▶ _TRY IT_: Copy out all lines from the entries below in which "time" occurs.

▶ _GIVEN RECORDS_:
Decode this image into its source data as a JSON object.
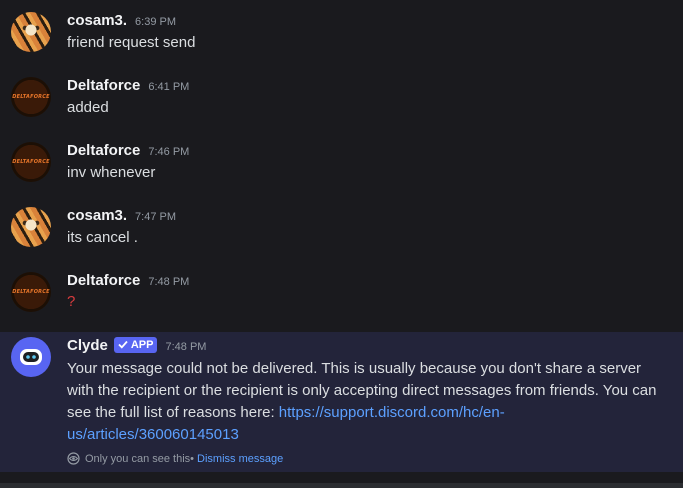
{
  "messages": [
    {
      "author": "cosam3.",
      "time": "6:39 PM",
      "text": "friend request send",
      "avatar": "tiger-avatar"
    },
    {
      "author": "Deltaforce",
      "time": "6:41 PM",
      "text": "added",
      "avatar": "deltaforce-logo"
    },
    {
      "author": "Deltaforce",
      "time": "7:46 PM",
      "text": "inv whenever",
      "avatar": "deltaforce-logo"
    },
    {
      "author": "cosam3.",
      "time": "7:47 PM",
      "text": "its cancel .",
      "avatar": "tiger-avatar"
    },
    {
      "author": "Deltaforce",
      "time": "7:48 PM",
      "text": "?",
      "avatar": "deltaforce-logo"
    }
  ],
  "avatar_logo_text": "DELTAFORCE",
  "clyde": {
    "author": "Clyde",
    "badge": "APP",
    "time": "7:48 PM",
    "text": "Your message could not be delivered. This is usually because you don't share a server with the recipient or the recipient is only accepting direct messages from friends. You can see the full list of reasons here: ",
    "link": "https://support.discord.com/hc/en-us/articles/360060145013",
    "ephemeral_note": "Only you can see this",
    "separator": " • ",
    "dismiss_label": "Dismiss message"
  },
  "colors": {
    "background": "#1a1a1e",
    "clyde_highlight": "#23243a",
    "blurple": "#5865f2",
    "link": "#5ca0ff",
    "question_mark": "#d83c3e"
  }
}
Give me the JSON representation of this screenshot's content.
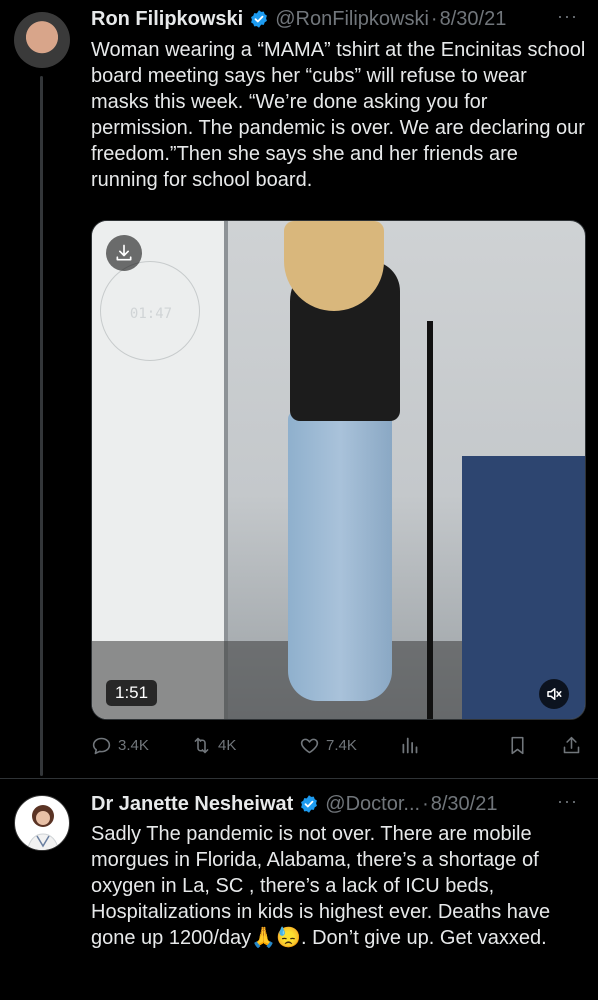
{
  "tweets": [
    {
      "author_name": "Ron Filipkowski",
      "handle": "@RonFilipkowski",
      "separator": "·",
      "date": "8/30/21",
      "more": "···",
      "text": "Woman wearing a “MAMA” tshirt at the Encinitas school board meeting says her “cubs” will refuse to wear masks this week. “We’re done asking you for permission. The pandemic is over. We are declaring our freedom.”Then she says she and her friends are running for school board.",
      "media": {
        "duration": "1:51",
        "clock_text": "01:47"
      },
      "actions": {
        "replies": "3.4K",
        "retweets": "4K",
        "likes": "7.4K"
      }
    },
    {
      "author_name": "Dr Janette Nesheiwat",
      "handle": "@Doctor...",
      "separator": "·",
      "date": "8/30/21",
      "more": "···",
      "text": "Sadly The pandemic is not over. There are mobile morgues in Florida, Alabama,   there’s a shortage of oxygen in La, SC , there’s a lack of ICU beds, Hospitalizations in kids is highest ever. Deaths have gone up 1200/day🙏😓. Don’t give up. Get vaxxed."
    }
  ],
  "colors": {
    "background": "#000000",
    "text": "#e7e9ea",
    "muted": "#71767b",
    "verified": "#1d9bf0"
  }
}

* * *

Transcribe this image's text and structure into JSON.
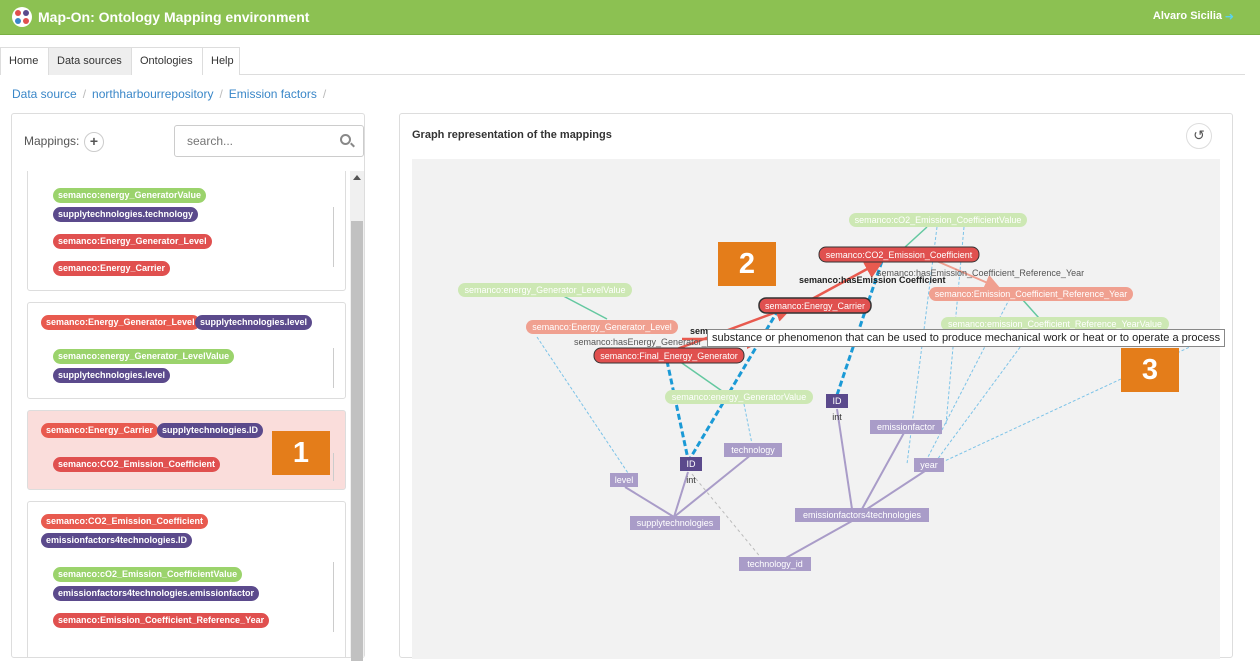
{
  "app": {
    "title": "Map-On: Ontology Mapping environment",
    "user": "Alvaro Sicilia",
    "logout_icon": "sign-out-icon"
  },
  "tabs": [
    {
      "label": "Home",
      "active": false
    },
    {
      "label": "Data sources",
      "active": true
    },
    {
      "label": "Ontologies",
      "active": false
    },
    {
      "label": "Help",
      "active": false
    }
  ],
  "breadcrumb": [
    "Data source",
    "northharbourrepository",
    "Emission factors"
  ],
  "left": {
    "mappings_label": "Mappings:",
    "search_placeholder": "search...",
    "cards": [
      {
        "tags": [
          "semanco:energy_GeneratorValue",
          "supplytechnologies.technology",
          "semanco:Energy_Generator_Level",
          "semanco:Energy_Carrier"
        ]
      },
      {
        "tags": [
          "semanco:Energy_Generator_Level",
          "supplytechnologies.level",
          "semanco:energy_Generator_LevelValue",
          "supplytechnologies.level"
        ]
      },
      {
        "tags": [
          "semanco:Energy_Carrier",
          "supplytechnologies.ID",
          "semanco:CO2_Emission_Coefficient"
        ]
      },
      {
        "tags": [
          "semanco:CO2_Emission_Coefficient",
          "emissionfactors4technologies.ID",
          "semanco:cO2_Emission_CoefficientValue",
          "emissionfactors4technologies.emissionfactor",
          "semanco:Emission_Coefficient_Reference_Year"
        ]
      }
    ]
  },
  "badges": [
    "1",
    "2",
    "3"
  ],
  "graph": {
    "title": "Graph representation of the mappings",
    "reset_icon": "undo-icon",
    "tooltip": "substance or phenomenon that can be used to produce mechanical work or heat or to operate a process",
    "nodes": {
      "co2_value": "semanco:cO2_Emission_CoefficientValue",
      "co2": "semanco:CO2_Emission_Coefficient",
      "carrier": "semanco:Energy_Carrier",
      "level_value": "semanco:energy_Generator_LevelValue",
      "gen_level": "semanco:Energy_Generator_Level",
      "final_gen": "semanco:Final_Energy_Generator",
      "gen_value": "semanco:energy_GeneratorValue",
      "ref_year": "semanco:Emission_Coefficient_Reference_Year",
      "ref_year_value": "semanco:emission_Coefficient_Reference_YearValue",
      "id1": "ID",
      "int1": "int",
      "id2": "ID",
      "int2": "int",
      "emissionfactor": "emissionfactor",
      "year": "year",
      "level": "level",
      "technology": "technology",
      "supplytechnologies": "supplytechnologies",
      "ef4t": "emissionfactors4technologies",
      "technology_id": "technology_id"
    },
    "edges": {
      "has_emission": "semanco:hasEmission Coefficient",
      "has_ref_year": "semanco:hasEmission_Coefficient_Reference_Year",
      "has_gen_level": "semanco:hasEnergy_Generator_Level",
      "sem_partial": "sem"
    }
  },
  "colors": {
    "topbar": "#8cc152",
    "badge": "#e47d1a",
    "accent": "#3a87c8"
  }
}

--

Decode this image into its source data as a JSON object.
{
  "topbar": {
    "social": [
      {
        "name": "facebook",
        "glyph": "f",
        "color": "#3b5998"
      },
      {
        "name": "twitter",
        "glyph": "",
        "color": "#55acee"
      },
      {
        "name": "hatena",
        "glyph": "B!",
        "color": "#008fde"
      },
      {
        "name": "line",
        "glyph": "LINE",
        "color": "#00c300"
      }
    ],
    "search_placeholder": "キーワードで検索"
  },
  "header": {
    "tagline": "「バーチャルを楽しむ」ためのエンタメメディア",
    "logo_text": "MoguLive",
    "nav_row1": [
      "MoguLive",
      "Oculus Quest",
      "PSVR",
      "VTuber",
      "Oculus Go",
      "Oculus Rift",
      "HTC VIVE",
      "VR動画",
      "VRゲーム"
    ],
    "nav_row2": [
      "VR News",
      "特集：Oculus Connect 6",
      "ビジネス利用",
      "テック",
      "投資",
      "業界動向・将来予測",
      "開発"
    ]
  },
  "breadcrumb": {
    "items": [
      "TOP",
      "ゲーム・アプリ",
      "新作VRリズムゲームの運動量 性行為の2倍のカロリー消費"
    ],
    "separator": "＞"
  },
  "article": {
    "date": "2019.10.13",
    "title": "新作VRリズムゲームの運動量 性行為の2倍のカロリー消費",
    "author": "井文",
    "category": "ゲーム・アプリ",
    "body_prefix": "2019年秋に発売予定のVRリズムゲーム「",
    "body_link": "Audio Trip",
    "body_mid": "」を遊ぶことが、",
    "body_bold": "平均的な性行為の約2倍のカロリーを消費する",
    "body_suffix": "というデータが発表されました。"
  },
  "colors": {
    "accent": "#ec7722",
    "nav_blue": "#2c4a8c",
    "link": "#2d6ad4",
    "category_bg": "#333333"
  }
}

▶ _TASK RESULT_:
      "time": "6:39 PM",
      "time": "6:41 PM",
      "time": "7:46 PM",
      "time": "7:47 PM",
      "time": "7:48 PM",
    "time": "7:48 PM",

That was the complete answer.